SCRANTON -- Forget the next four years, as Anthony Baker unpacked his daughter's dorm room at Keystone College, he was just worried about making it through the next few hours.
"I`m going to cry, of course! That`s an understatement. But, I feel excited, I`m proud," he said.
Baker does feel some relief knowing that his daughter Ja'ara won't be burdened with student loan debt when she's done with her degree.
This year's freshman class is the first to benefit from a program called "Keystone Commitment." The college promises income-based loan assistance to alumni who get a job within six months of graduation.
"I`m glad that they integrated that program starting now, this year, the freshmen that are coming in now. I hope other universities and colleges adopt that, you know, because it will help people. So, when you get out in the work field you won`t be burdened with a bill," Baker added.
College officials think that Keystone Commitment program contributed to a bigger freshman class this year than last year.
"We have an increase of about 20% from last year`s freshman class, students coming from locally and from outside of the area, as far away as 17 different states," said Keystone College spokesperson Fran Calpin.
Keystone Commitment did not factor into the college decision for freshman psychology major Hailey Curreri from Honesdale. But, it did for her mom.
"Absolutely, not something I want, [to] have a burden on myself or her four years down the road," Carolyn Curreri said.
When you don't have to worry so much about what will happen four years from now, it makes it easier to enjoy this new beginning.

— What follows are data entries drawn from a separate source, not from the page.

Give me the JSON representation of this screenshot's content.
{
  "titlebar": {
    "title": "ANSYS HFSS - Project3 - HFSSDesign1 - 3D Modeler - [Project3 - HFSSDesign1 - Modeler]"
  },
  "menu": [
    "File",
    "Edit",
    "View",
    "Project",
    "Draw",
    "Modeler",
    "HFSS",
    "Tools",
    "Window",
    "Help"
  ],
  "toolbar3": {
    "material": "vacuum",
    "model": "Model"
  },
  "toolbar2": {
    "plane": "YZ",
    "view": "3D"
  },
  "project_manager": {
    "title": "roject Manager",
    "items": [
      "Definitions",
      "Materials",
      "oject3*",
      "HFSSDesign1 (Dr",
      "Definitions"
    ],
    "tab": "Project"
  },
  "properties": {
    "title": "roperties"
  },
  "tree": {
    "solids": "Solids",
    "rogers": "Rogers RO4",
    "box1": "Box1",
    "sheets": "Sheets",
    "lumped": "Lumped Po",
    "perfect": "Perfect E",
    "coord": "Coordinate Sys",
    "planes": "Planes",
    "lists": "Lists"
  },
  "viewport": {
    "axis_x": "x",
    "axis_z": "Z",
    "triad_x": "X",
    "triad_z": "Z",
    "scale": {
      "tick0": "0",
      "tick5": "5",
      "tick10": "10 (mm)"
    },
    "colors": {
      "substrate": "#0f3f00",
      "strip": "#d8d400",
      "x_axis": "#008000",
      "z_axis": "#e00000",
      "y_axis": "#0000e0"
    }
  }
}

"I`m nervous, anxious, don`t know really what to expect because this is my first time. Ready to see what comes up," Hailey added.